There is one aspect of the story which I found a little puzzling which was the extreme consequences of getting over your head in consumer debt. This book was first published in Japan in 1992, 17 years ago. As I was reading I kept wondering whether I was finding it a little dated or whether it was a cultural difference. Today, especially in this recession, I think most people are well aware of the dangers and problems associated with using credit, especially credit cards, to excess and how it can rapidly get out of control. On the other hand, while today stories of people brought to ruin by credit card debt are common, in the U.S. that translates into financial ruin. While you might have to declare bankruptcy and not be able to use credit in the future, no one is going to kidnap or murder you. I suppose if you do go to loan sharks things could get dicey but I also think it unlikely that people in the U.S. go to loan sharks to pay off credit card debt rather than just defaulting on the debt. In the story people go to great lengths to avoid defaulting on debt and consequently get themselves mixed up with a deadly bunch of characters. Do people in Japan avoid defaulting on debt at all costs or has it become more common for people in Japan to simply walk away from debt these days?

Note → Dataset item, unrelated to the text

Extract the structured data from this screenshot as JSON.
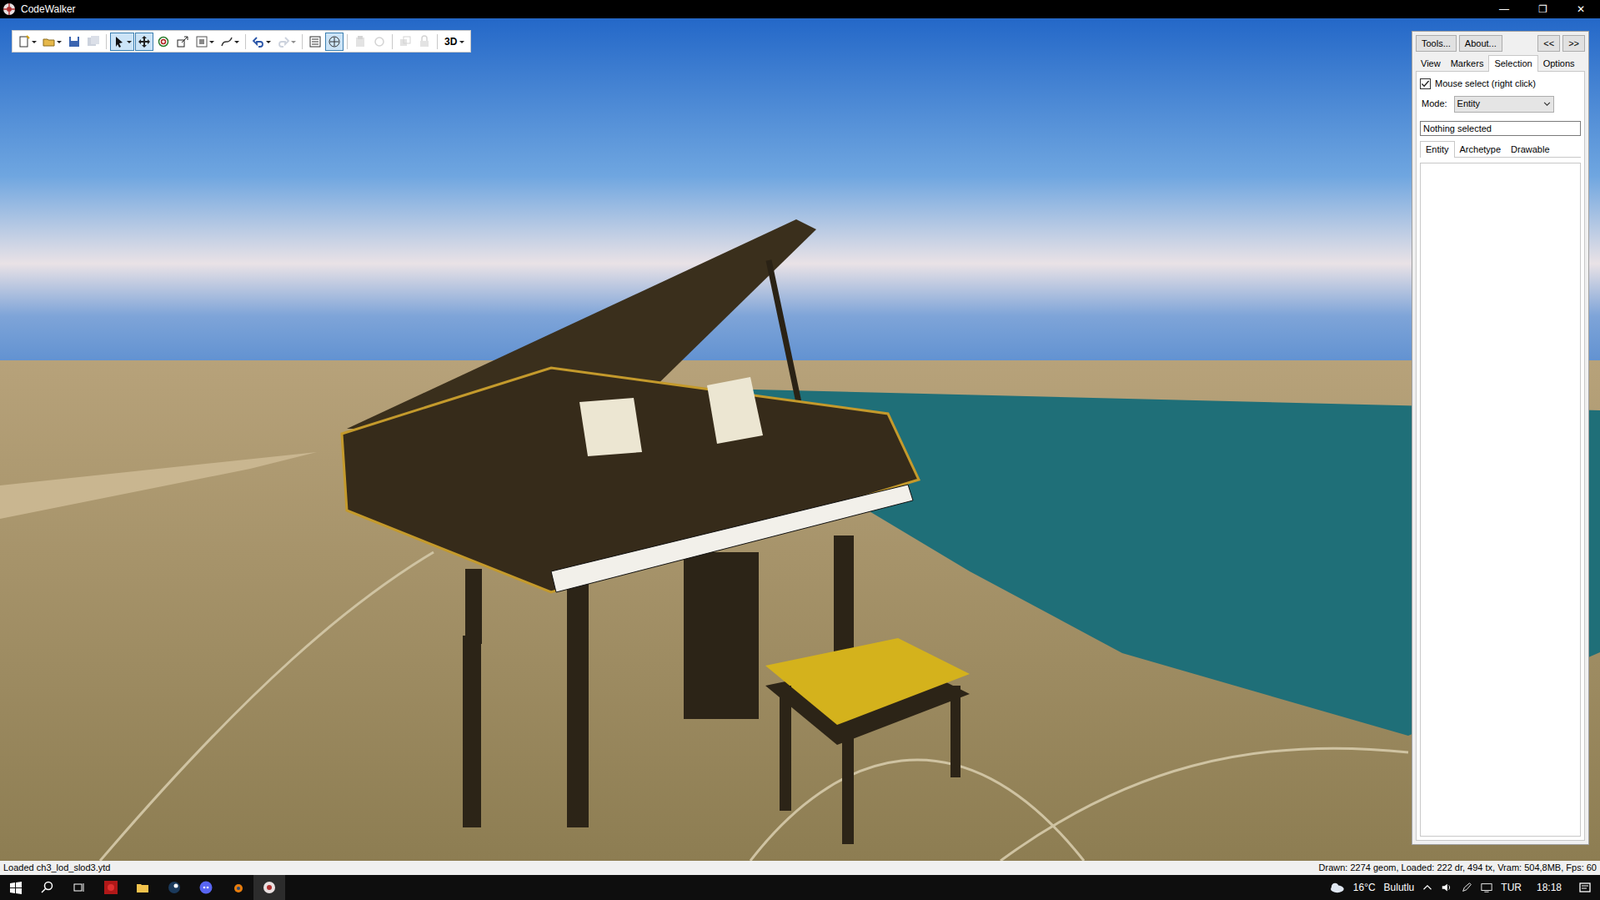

Friday, September 25, 2009

Girl With the Dragon Tattoo

by Stieg Larsson
translated from Swedish by Reg Keeland

My husband got me the new DX Kindle for my birthday, having taken custody of the Cybook that he had gotten for me a few years before. To give the Kindle it’s first spin I wanted a page turner and this best seller both in Europe and in the U.S. seemed to fit the bill. I don’t normally read mysteries but I really enjoyed this and immediately purchased the second book in this trilogy.

The original Swedish title is Men Who Hate Women and the story takes place in present day Sweden. A disgraced journalist, Mikael Blomkvist is approached by Henrik Vanger, a retired industrialist to attempt to find out what happened to his great niece who mysteriously disappeared 36years before. Blomkvist teams up with an unusual pierced and tattooed young girl, Lisbeth Salander, who is a genius investigator/hacker to try and solve the mystery. Lisbeth has been described in other reviews as having Asperger Syndrome but that is not clear from the book and I think it is also possible that she is just emotionally stunted by mysterious events from her past. In any case Lisbeth is a fascinating character. Obviously brilliant, emotionally distant but with rare and heartbreaking attempts to connect with someone. Although very young she is a survivor and does whatever is necessary to take care of herself. This is a part one of a trilogy so we only get glimpses of her background but I really want to read the other books to learn more about her. All the characters were well developed and I especially enjoyed the creepy and extended Vanger family. And the person at the heart of the mystery is also suitably terrifying. It was certainly a page turner with lots of interesting plot twists and a full conclusion to the mystery at hand. I highly recommend it.